His staff gets calls every day looking for the other Reno, “more and more as they’re growing,” Jetton said.
“Nobody can get through on the phone to that Reno in Parker County. So they call us for help. We get their hateful phone calls and stuff.”
In the Parker County town of Reno, Police Chief Tim Holzschuh said it’s not just a matter of wrong numbers.
“We had a report of a suicidal person from a relative calling long-distance,” he said.
“It took a while for the officer on duty to deduce that it was the Reno in Lamar County. Those moments can make a difference.”
Cellphones, Google and Siri aren’t helping.
“I keep their police chief’s phone number on my desktop,” Holzschuh said.
His northeast Texas counterpart, Reno Police Chief Jeremy Massey, said, “We feel each other’s pain.”
He has a dangerous-misdial story, too.
“I’ve had a call about somebody driving down the road shooting a weapon. We finally figured out it was the other Reno.”
His dispatchers ask callers from the 817 area code, “Do you want Parker County?”
“We get a lot of confusion from state agencies,” Massey said.
“And the district attorney’s office from Tarrant County calls asking about court cases. They don’t seem to know how to reach the other Reno either.”
Not to mention Reno, Nevada, or El Reno, Oklahoma.
Before ZIP codes, federal regulations prohibited two post offices from having the same name. The Parker County town had a post office in 1884, but lost it.
In 1996, the U.S. Postal Service tried to award the address “Reno, Texas” solely to the Parker County town for its larger projected population. But postal officials relented when then-U.S. Sen. Kay Bailey Hutchison’s office intervened.
According to U.S. Census estimates, the Lamar County town of Reno has 3,300. The local Reno, which bridges Parker and Tarrant counties north of Azle, has 2,907 but is growing faster. (The Parker County town also legally incorporated first, in 1966.)
Mayor Pro Tem John Basham suggested the name Reno Springs, according to the Azle News.
The original Reno Springs fed the town cotton gin along Walnut Creek just south of today’s city hall and Walnut Creek Baptist Church. according to late Fort Worth geologist Gunnar Brune’s book “Springs of Texas.”
(Other springs nearby gave a neighboring town its name: Springtown.)

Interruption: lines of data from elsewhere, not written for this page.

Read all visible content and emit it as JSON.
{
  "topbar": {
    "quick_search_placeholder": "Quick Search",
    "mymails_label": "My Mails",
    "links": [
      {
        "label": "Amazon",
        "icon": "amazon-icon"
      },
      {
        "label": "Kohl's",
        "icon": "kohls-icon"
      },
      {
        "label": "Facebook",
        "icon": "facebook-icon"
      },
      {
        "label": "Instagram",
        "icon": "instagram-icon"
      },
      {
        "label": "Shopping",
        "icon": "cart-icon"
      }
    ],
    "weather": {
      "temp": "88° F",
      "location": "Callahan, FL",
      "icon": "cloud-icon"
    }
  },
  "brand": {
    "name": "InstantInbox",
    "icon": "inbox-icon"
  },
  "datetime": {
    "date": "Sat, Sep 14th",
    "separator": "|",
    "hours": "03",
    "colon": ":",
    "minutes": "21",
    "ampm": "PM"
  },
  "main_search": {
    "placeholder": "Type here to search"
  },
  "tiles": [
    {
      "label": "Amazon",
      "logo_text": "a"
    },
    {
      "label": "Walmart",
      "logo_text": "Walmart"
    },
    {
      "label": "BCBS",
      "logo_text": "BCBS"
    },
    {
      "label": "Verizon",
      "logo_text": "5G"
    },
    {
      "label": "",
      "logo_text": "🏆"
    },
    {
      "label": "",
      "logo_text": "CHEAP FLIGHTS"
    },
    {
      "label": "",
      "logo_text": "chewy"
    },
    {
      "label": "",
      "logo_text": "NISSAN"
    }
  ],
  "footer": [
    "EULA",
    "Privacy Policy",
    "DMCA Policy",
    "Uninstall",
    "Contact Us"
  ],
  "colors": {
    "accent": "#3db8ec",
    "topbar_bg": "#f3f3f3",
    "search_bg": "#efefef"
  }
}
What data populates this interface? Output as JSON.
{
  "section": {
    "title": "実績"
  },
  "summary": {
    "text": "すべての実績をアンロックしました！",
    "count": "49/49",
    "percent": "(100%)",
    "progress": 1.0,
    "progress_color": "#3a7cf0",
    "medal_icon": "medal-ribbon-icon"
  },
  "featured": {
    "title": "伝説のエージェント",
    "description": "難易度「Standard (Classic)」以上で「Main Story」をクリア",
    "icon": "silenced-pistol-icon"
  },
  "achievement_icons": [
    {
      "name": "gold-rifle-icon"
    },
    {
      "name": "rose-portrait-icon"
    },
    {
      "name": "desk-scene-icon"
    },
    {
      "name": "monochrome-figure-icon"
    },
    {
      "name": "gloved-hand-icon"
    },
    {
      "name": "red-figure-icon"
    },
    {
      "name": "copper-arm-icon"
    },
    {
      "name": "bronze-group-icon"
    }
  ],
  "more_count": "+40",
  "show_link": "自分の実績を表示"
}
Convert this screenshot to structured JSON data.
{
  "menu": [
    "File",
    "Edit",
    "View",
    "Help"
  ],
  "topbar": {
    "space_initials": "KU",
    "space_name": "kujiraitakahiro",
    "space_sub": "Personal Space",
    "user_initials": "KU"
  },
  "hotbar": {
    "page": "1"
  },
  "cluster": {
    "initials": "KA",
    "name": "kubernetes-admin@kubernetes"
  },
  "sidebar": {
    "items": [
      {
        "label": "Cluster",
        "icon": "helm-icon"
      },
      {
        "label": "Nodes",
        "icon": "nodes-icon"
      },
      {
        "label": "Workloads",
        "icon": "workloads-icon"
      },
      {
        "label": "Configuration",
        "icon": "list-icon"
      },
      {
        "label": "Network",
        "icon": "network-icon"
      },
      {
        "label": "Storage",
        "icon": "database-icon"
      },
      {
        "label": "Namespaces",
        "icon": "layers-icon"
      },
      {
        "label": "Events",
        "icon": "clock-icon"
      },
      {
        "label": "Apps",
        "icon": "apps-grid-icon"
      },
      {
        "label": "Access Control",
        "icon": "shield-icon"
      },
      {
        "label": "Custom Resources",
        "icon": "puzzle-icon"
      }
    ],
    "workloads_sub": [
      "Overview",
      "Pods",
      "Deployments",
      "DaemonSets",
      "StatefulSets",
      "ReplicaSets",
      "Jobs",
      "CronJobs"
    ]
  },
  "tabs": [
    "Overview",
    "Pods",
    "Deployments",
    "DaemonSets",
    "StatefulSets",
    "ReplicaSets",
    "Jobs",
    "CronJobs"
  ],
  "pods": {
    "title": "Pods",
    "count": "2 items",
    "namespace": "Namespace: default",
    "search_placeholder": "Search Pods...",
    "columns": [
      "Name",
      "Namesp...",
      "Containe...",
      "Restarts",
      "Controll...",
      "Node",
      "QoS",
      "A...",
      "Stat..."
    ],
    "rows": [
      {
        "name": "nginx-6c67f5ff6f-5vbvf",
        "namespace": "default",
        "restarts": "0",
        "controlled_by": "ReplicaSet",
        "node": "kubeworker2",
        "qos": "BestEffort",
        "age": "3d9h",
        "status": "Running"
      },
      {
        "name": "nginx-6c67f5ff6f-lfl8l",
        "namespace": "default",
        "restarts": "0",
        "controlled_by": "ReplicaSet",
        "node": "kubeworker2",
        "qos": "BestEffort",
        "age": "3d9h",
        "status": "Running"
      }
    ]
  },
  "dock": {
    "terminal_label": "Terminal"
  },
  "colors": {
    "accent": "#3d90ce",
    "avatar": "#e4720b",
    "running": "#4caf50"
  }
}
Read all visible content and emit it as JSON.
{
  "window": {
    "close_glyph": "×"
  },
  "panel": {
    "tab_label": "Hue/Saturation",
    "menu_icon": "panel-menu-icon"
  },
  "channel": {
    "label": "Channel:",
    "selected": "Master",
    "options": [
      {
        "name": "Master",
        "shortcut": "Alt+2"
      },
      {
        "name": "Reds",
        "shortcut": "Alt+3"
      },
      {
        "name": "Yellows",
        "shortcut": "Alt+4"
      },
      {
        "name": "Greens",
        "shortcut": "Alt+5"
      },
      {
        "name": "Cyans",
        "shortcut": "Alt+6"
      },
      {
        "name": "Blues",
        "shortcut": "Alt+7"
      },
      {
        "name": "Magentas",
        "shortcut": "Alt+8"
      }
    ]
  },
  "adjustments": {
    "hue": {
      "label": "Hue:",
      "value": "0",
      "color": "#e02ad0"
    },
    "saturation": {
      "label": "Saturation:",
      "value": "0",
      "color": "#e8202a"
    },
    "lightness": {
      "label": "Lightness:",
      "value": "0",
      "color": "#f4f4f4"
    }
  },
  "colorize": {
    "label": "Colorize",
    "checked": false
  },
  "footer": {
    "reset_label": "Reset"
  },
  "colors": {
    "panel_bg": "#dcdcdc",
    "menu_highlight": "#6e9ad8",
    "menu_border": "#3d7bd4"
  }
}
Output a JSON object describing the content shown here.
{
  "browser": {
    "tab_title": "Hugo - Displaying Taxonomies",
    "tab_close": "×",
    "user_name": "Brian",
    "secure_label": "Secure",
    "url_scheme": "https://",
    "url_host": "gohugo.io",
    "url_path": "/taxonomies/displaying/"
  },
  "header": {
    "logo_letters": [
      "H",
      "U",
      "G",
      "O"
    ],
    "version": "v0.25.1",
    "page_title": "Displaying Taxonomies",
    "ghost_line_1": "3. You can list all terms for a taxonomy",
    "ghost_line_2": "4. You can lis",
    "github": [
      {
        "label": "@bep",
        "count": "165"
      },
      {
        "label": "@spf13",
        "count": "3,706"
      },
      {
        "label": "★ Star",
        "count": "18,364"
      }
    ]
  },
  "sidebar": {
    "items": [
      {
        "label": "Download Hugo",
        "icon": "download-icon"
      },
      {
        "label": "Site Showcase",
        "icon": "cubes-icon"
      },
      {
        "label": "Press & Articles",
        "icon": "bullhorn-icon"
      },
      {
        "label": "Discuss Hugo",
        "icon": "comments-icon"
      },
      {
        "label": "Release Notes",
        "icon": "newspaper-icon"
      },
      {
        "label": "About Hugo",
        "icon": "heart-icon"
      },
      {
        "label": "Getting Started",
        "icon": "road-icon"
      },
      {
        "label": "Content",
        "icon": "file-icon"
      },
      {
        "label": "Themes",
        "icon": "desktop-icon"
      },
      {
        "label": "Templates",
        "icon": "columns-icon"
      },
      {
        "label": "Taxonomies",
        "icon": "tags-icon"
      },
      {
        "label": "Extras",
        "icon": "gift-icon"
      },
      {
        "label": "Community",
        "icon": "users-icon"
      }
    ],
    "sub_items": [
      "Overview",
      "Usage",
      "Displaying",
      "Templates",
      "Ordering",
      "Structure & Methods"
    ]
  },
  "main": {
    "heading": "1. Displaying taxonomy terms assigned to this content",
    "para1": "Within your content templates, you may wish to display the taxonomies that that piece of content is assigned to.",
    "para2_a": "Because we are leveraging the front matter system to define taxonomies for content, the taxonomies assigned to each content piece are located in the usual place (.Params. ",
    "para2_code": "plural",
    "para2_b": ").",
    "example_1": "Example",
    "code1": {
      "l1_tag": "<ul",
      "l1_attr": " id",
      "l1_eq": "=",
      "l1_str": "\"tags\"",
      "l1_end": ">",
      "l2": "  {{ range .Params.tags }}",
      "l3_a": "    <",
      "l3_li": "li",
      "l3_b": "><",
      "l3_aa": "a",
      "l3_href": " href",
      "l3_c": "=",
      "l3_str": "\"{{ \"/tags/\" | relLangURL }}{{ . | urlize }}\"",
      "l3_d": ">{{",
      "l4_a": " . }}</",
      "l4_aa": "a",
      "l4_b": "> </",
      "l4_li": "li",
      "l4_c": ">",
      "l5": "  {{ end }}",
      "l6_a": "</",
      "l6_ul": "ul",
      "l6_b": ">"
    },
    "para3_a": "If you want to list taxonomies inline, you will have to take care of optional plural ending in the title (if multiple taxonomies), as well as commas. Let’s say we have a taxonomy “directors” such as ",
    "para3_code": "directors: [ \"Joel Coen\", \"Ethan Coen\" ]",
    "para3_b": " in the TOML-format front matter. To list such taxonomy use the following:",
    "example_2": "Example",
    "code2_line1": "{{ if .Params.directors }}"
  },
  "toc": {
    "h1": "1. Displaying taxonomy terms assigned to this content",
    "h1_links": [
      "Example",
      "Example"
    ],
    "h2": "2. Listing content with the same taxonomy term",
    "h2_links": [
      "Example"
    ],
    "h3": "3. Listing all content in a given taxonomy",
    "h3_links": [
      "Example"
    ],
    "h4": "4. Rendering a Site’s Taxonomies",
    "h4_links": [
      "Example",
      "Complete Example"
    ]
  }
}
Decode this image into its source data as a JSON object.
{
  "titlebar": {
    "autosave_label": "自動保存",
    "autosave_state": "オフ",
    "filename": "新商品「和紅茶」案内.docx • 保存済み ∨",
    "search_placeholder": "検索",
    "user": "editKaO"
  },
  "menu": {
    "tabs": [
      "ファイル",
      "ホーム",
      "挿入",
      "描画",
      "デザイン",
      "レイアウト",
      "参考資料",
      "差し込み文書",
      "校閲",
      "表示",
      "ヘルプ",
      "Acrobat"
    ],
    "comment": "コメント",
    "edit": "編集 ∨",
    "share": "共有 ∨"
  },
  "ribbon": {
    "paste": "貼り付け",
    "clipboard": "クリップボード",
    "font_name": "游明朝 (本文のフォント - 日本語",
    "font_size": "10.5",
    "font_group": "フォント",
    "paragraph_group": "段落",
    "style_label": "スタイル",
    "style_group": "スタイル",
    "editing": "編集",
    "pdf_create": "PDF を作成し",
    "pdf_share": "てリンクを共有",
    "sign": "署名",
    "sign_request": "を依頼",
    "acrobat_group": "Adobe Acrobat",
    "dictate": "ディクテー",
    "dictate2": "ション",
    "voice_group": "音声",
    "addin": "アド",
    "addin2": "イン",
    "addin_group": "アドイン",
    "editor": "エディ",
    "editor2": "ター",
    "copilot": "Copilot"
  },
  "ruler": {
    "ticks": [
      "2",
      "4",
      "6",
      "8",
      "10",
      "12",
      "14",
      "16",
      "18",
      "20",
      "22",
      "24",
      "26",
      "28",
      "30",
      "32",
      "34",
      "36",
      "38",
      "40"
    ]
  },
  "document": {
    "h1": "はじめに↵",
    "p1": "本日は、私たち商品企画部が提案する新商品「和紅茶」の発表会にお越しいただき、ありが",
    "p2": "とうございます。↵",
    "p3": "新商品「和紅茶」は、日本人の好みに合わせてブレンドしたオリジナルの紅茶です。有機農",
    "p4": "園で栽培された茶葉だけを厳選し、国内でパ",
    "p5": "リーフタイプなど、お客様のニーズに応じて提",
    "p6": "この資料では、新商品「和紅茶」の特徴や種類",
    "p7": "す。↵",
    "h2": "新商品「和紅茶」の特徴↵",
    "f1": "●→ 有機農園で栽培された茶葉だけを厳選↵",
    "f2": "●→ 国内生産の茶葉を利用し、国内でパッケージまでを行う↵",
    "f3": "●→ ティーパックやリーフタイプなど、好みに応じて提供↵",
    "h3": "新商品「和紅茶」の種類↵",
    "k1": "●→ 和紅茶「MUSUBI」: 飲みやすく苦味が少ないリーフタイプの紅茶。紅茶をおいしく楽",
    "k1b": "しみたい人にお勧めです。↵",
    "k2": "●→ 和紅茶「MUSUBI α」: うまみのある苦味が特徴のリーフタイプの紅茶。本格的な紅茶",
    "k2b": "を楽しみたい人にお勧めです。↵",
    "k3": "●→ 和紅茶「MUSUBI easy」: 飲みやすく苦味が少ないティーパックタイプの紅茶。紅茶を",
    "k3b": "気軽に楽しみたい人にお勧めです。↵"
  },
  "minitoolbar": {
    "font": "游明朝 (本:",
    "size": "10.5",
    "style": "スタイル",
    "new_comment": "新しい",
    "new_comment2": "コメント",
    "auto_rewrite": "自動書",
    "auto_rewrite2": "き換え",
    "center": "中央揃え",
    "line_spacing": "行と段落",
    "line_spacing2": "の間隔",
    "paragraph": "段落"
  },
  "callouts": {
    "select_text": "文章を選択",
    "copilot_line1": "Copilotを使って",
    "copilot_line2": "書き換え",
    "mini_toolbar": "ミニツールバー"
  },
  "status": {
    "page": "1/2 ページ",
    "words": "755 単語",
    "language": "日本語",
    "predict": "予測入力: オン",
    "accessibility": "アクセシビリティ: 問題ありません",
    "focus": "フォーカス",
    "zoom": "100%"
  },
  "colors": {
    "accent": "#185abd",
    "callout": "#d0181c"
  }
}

City name changes are not unusual. In 1999, a growing Wise County town changed its name to New Fairview to distinguish from a Fairview in Collin County.
Our Reno can’t be New Reno. It’s the oldest Reno.